RECORDED DATA Block Start
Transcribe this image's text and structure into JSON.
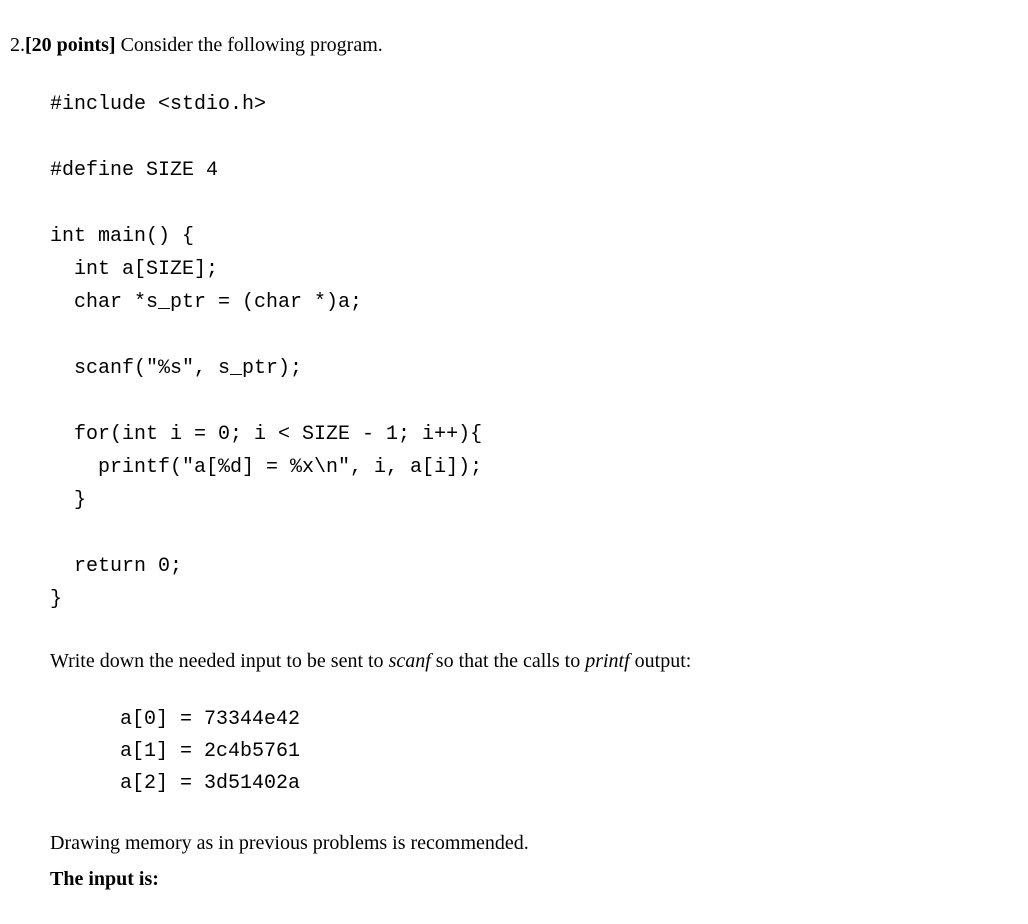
{
  "question": {
    "number": "2.",
    "points": "[20 points]",
    "intro": " Consider the following program."
  },
  "code": "#include <stdio.h>\n\n#define SIZE 4\n\nint main() {\n  int a[SIZE];\n  char *s_ptr = (char *)a;\n\n  scanf(\"%s\", s_ptr);\n\n  for(int i = 0; i < SIZE - 1; i++){\n    printf(\"a[%d] = %x\\n\", i, a[i]);\n  }\n\n  return 0;\n}",
  "prompt": {
    "before_scanf": "Write down the needed input to be sent to ",
    "scanf": "scanf",
    "between": " so that the calls to ",
    "printf": "printf",
    "after": " output:"
  },
  "output": "a[0] = 73344e42\na[1] = 2c4b5761\na[2] = 3d51402a",
  "recommend": "Drawing memory as in previous problems is recommended.",
  "input_label": "The input is:"
}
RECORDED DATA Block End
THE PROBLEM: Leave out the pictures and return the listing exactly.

FINISHED EXERCISE:
Transcribe this image's text and structure into JSON.
{
  "question": {
    "number": "2.",
    "points": "[20 points]",
    "intro": " Consider the following program."
  },
  "code": "#include <stdio.h>\n\n#define SIZE 4\n\nint main() {\n  int a[SIZE];\n  char *s_ptr = (char *)a;\n\n  scanf(\"%s\", s_ptr);\n\n  for(int i = 0; i < SIZE - 1; i++){\n    printf(\"a[%d] = %x\\n\", i, a[i]);\n  }\n\n  return 0;\n}",
  "prompt": {
    "before_scanf": "Write down the needed input to be sent to ",
    "scanf": "scanf",
    "between": " so that the calls to ",
    "printf": "printf",
    "after": " output:"
  },
  "output": "a[0] = 73344e42\na[1] = 2c4b5761\na[2] = 3d51402a",
  "recommend": "Drawing memory as in previous problems is recommended.",
  "input_label": "The input is:"
}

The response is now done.